Jan 18, 2016
OMFG you sexist PIG! Heh… today we talk about trying to recognise sexism in your OWN work, what to do about it, and WHY. It turns out it can be very hard to do, and if you DO acknowledged it the instinct is to rationalise it away, justify it, or just try and brazen it out in some kind of old fashioned, largely embarrassing, display. I frequently do all three. How do we spot it? Well the Bechdel test isn't that useful, that's better for looking at broad trends not giving specific works a pass/fail - sexy outfits is one thing, if females are dressed minimally or in tight gear in CONTRAST to the males or vice versa - females ONLY having old stereotype roles (maiden/mother/whore archetypes, secretary, nurse, victim, maid etc), though this is context sensitive, i.e. it's more forgiveable if you're doing a historical story or something stylised like a fairytale or a noire story - Gender balance is another thing, it's context sensitive because certain stories will naturally have more of one gender (WW2 submarine crew, Girl's school, a prison story etc), and you don't have to have an exact balance anyway but it's definitely something to THINK about because there is no reason most stories should feature a majority of male characters and a minority of females. WHY should you think about it? Why should you care? Well the audience for almost ALL types of stories, be they action adventure, romance, Scifi, fantasy, historical, even porn, is getting close to 50/50 between men and women these days (maybe it always was?), it really doesn't make sense to alienate or belittle half your audience just because you like to cling to older ways of doing stuff. Gunwallace's theme this week reminds me of a cross between the Knightrider theme and Gunship- it's VERY retro-future. It's the theme to DDSR, a comic with cool custom “sprites”, AKA pixel-art.

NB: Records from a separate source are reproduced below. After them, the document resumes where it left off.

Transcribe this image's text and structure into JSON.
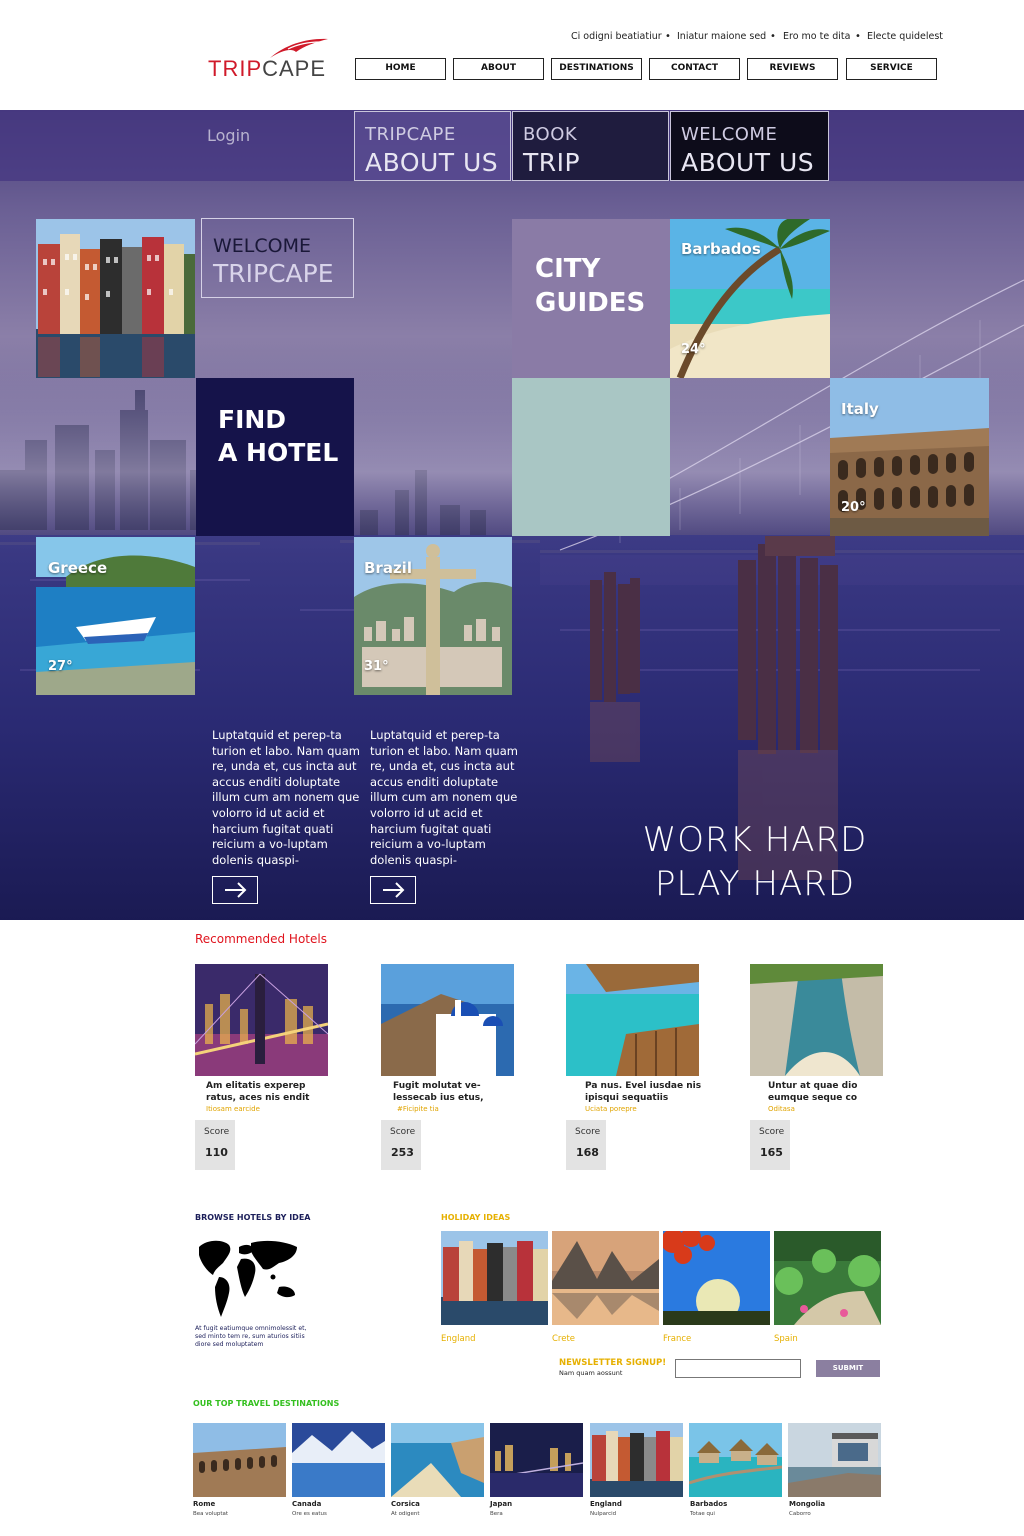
{
  "brand": {
    "name_part1": "TRIP",
    "name_part2": "CAPE",
    "accent": "#d01a2a"
  },
  "top_links": [
    "Ci odigni beatiatiur",
    "Iniatur maione sed",
    "Ero mo te dita",
    "Electe quidelest"
  ],
  "nav": [
    "HOME",
    "ABOUT",
    "DESTINATIONS",
    "CONTACT",
    "REVIEWS",
    "SERVICE"
  ],
  "login_label": "Login",
  "tabs": [
    {
      "line1": "TRIPCAPE",
      "line2": "ABOUT US"
    },
    {
      "line1": "BOOK",
      "line2": "TRIP"
    },
    {
      "line1": "WELCOME",
      "line2": "ABOUT US"
    }
  ],
  "tiles": {
    "welcome": {
      "line1": "WELCOME",
      "line2": "TRIPCAPE"
    },
    "city_guides": {
      "line1": "CITY",
      "line2": "GUIDES"
    },
    "find_hotel": {
      "line1": "FIND",
      "line2": "A HOTEL"
    },
    "barbados": {
      "name": "Barbados",
      "temp": "24°"
    },
    "italy": {
      "name": "Italy",
      "temp": "20°"
    },
    "greece": {
      "name": "Greece",
      "temp": "27°"
    },
    "brazil": {
      "name": "Brazil",
      "temp": "31°"
    }
  },
  "paragraphs": [
    "Luptatquid et perep-ta turion et labo. Nam quam re, unda et, cus incta aut accus enditi doluptate illum cum am nonem que volorro id ut acid et harcium fugitat quati reicium a vo-luptam dolenis quaspi-",
    "Luptatquid et perep-ta turion et labo. Nam quam re, unda et, cus incta aut accus enditi doluptate illum cum am nonem que volorro id ut acid et harcium fugitat quati reicium a vo-luptam dolenis quaspi-"
  ],
  "slogan": {
    "line1": "WORK HARD",
    "line2": "PLAY HARD"
  },
  "recommended": {
    "title": "Recommended Hotels",
    "score_label": "Score",
    "items": [
      {
        "name": "Am elitatis experep ratus, aces nis endit",
        "tag": "Itiosam earcide",
        "score": "110"
      },
      {
        "name": "Fugit molutat ve-lessecab ius etus,",
        "tag": "#Ficipite tia",
        "score": "253"
      },
      {
        "name": "Pa nus. Evel iusdae nis ipisqui sequatiis",
        "tag": "Uciata porepre",
        "score": "168"
      },
      {
        "name": "Untur at quae dio eumque seque co",
        "tag": "Oditasa",
        "score": "165"
      }
    ]
  },
  "browse": {
    "title": "BROWSE HOTELS BY IDEA",
    "text": "At fugit eatiumque omnimolessit et, sed minto tem re, sum aturios sitiis diore sed moluptatem"
  },
  "holiday": {
    "title": "HOLIDAY IDEAS",
    "items": [
      "England",
      "Crete",
      "France",
      "Spain"
    ]
  },
  "newsletter": {
    "title": "NEWSLETTER SIGNUP!",
    "subtitle": "Nam quam aossunt",
    "input_value": "",
    "submit": "SUBMIT"
  },
  "top_destinations": {
    "title": "OUR TOP TRAVEL DESTINATIONS",
    "items": [
      {
        "name": "Rome",
        "sub": "Bea voluptat"
      },
      {
        "name": "Canada",
        "sub": "Ore es eatus"
      },
      {
        "name": "Corsica",
        "sub": "At odigent"
      },
      {
        "name": "Japan",
        "sub": "Bera"
      },
      {
        "name": "England",
        "sub": "Nulparcid"
      },
      {
        "name": "Barbados",
        "sub": "Totae qui"
      },
      {
        "name": "Mongolia",
        "sub": "Caborro"
      }
    ]
  },
  "colors": {
    "hero_purple": "#4a3f7a",
    "find_hotel_bg": "#15134a",
    "city_guides_bg": "#8a7ba6",
    "mint_tile": "#a9c6c4",
    "holiday_gold": "#e6b000",
    "top_green": "#35c020"
  }
}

Aug 3, 2015
We've talked about formulas before, but mostly in the context of escaping formulas and reinventing them. NOW however we're talking about using existing formulas to create a story, or creating new formulas and sticking to them to come up with your stories. Formulas can be a good tool to write with, along with their close sibling “the trope” they take elements that are proven to work and stick them on a solid framework for you to more easily create your story around. All you need to do is plug in your characters and situation and see how it all fits. Formulas are comfortable for people and make it easier for a writer to structure their story faster AND in a way they know should appeal to people. Enjoy Gunwallace's lovely theme for Rismo!